They have also identified factors that help the microbe metabolise certain chemical compounds in plastic for energy.

The research is part of a European Union scientific program called P4SB, which seeks to identify microorganisms that can bio-convert oil-based plastics into fully biodegradable elements.

The participants in the P4SB programme is also experimenting if the microbes can degrade plastics made of polyethylene terephthalate (PET), which is used to make plastic water bottles.

Notably, a team of Brandon University (BU) researchers in Canada announced earlier this month to have identified waxworms that eats and biodegrades plastic.

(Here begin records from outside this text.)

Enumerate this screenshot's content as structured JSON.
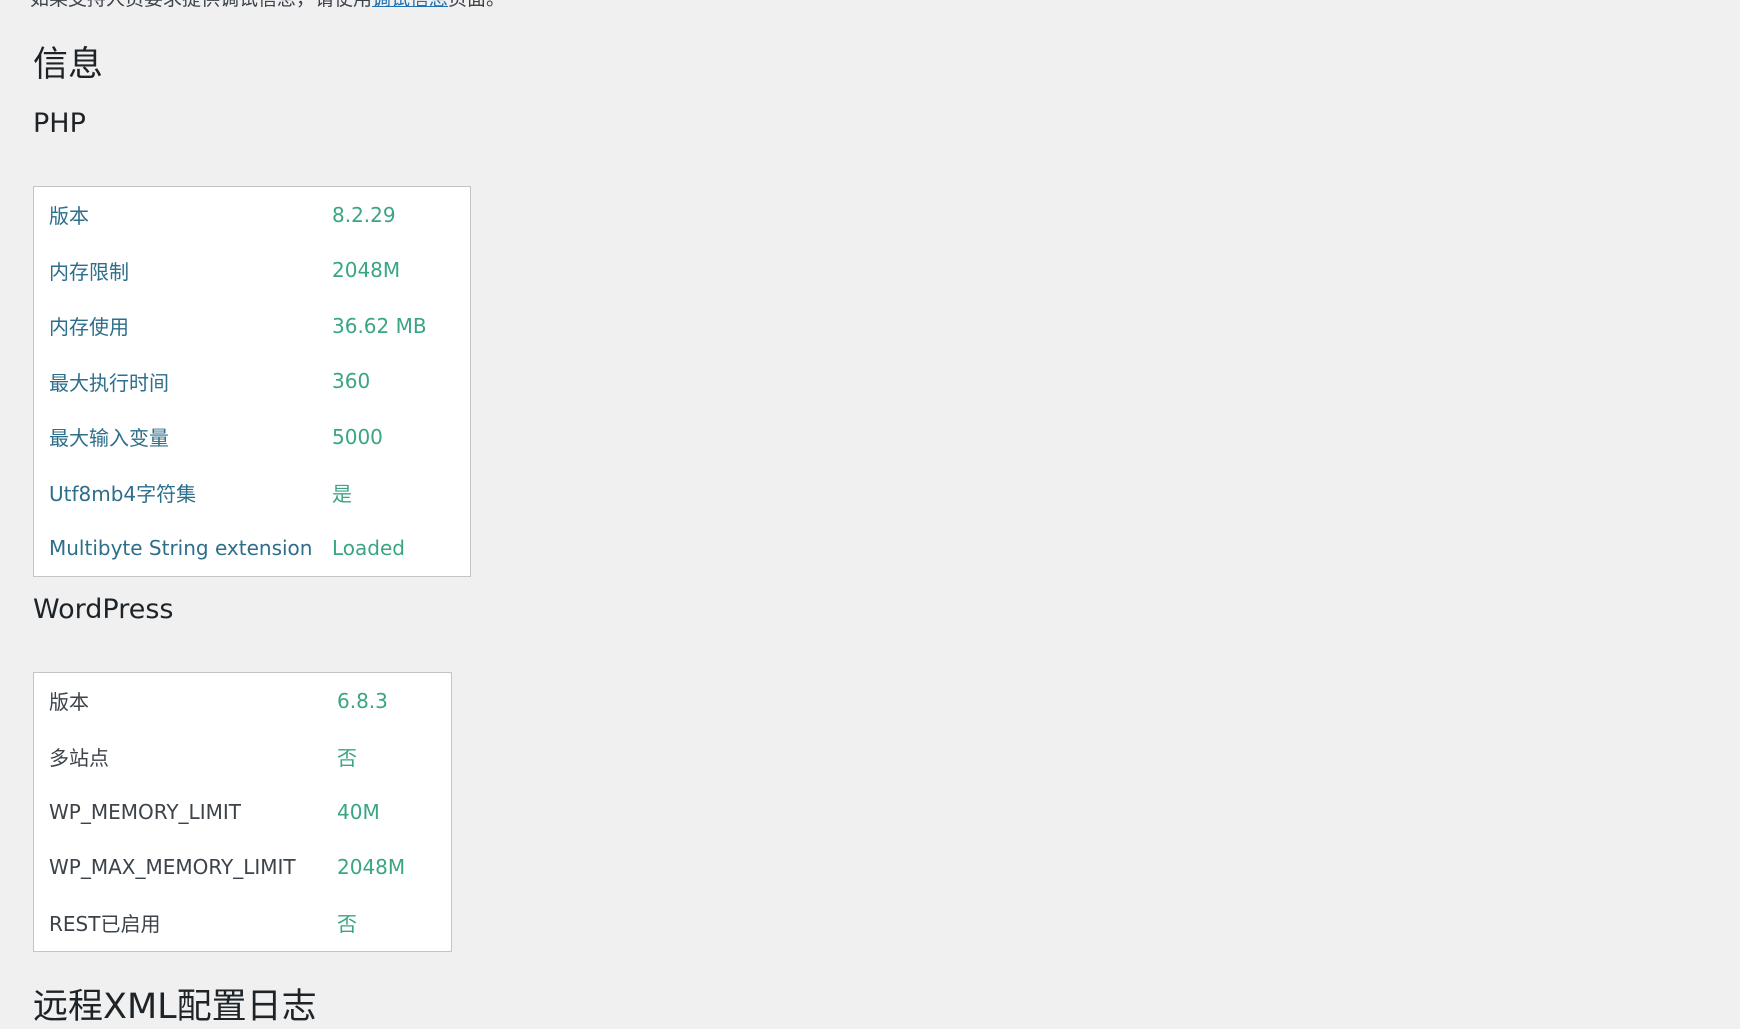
{
  "top_note": {
    "text_before": "如果支持人员要求提供调试信息，请使用",
    "link": "调试信息",
    "text_after": "页面。"
  },
  "info_heading": "信息",
  "php": {
    "title": "PHP",
    "rows": [
      {
        "label": "版本",
        "value": "8.2.29"
      },
      {
        "label": "内存限制",
        "value": "2048M"
      },
      {
        "label": "内存使用",
        "value": "36.62 MB"
      },
      {
        "label": "最大执行时间",
        "value": "360"
      },
      {
        "label": "最大输入变量",
        "value": "5000"
      },
      {
        "label": "Utf8mb4字符集",
        "value": "是"
      },
      {
        "label": "Multibyte String extension",
        "value": "Loaded"
      }
    ]
  },
  "wordpress": {
    "title": "WordPress",
    "rows": [
      {
        "label": "版本",
        "value": "6.8.3"
      },
      {
        "label": "多站点",
        "value": "否"
      },
      {
        "label": "WP_MEMORY_LIMIT",
        "value": "40M"
      },
      {
        "label": "WP_MAX_MEMORY_LIMIT",
        "value": "2048M"
      },
      {
        "label": "REST已启用",
        "value": "否"
      }
    ]
  },
  "remote_log_heading": "远程XML配置日志",
  "colors": {
    "background": "#f0f0f1",
    "value_text": "#3aa585",
    "php_label_text": "#2c6e8b",
    "link": "#2271b1"
  }
}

These waxworms fed on polyethylene, a common form of plastic used for making bags among other applications.